Blog Post

Food security and economic impacts of African swine fever: New FSP tool launched

In 2018, African swine fever (ASF), a deadly hemorrhagic disease found in pigs, was reported for the first time in China. By mid-2019, the disease had infected hundreds of millions of pigs—anywhere from 30 to 70 percent of the country’s swine population. Millions of pigs were culled in an effort to slow the spread of the disease, resulting in a drastic reduction in the volume of Chinese pork produced. A new study published in Nature, and an accompanying new policy analysis tool from the Food Security Portal, models several scenarios that explore the potential direct and indirect consequences of this type of epidemic on production and consumption of not only pork but also feed and alternatives to pig meat both within China and around the world.

The study uses the IMPACT model, developed by IFPRI, and a dynamic version of the GLOBE model. It examines five potential scenarios:

  1. Pig production in China remains constant (i.e., no outbreak of ASF)
  2. Production falls by 20 percent
  3. Production falls by 40 percent
  4. Production falls by 60 percent
  5. Production falls by 80 percent

As of February 2020, the authors found that the current ASF outbreak in China is best represented by the final two scenarios (production falling by 60 and 80 percent, respectively).

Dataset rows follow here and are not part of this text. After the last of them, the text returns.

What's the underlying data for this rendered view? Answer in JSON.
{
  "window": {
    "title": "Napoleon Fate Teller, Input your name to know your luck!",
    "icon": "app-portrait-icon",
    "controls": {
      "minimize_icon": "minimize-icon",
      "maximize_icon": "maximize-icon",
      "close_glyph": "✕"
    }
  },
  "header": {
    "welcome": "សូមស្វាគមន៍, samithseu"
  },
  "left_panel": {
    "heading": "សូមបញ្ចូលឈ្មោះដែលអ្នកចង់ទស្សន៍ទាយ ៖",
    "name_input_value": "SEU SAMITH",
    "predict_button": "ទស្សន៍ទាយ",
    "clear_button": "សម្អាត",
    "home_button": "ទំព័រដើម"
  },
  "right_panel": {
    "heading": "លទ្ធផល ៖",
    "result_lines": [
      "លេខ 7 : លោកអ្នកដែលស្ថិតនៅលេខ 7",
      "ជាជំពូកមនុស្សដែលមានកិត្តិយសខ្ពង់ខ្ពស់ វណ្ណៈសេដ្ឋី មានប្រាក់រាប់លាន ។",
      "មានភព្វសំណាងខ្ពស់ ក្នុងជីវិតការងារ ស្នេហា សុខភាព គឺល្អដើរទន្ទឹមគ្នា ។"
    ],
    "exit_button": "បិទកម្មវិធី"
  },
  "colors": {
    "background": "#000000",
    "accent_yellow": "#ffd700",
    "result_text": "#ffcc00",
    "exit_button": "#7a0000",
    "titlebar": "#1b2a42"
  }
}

In the four scenarios in which an outbreak of ASF occurs, pork production in China declines by between 10 and 40 million metric tons (Mt), representing between 9 and 34 percent reduction in global production. However, actual reductions in global production are limited to 4-16 percent, tempered by increased production outside of China (particularly Europe, East Asia and the Pacific, North America, and Latin America) in response to rising prices. Compared to the scenario without an outbreak, global pork prices in the outbreak scenarios rise by between 18 and 85 percent.

As pork prices rise, demand for pork products declines around the world by between 4 and 16 percent per capita. Demand drops most in Europe, with smaller but still significant declines in North America, Latin America, and East Asia and the Pacific as well. At the same time, demand for imported pork increases in China.

Global production of pork substitutes, including other meats and plant-based meat alternatives, increases under the outbreak scenarios. Prices of these alternatives also rise: between 1.5 and 6 percent for beef and between 1.6 and 6.7 percent for poultry.

How inputs – particularly feed – are used around the world also changes in the study scenarios. More feed is allocated to the pork sector in regions where pork production increases to fill Chinese demand. In China itself, demand for feed crops drops significantly, resulting in price declines for maize, soybean meal, and sweet potatoes around the world.  

Shifting demand and consumer preferences also impact trade.  In China, there is a from prioritization of grain imports to prioritization of meat imports, at least in the short term. Globally, maize exports from North America fall significantly as North American livestock producers increase their domestic demand. At the same time, there is an increase in maize exports to Africa and in sweet potato exports from China.

Higher grain and meat prices have important implications for food security. The study finds that in the ASF outbreak scenarios, most regions of the world see a decline in the availability of calories. Under the worst-case scenario, China sees food expenditures rise by 9 percent, reducing calorie availability by 1.6 percent. Middle-income and low-income countries are impacted most, with India seeing more than 2 million additional people at risk of hunger in the worst-case scenario.

The study also finds that some countries – Tanzania and the Democratic Republic of the Congo, for example – appear to see an increase in calorie availability, likely due to lower prices for important staples like maize and sweet potato. However, these benefits are not uniform and may be confined to the short-term; further research is needed regarding the impact of cultural contexts, local dietary preferences, and market integration on food security in the presence of an ASF outbreak.

The authors emphasize that these findings are based on modeled scenarios and that real-life factors could impact the production, demand, and prices of pork, pork alternatives, and feed grains. These factors include the adoption of livestock quarantine measures, the establishment of tariffs or export restrictions to protect local producers and consumers, and longer term reduction of demand for pork in China due to fears over safety and quality.

Looking forward, the authors suggest that the current ASF outbreak could increase investment in research and development into the prevention, mitigation, and cure of diseases like ASF – clearly a positive outcome. However, outbreaks of ASF, particularly if the disease becomes endemic, could also make pork production less attractive and continue to increase prices of not just pork but also pork substitutes and related feed inputs. By using modeling tools like the IMPACT and GLOBE models, researchers and policymakers can better understand the potential impacts of livestock disease outbreaks and better mitigate their negative effects on food security and well-being.

The new FSP policy analysis tool allows users to examine the study findings in more detail. Interactive graphics show pork production, per capita food availability, food and feed demand, and risk of hunger for China and other select regions around the world. Visit the tool at: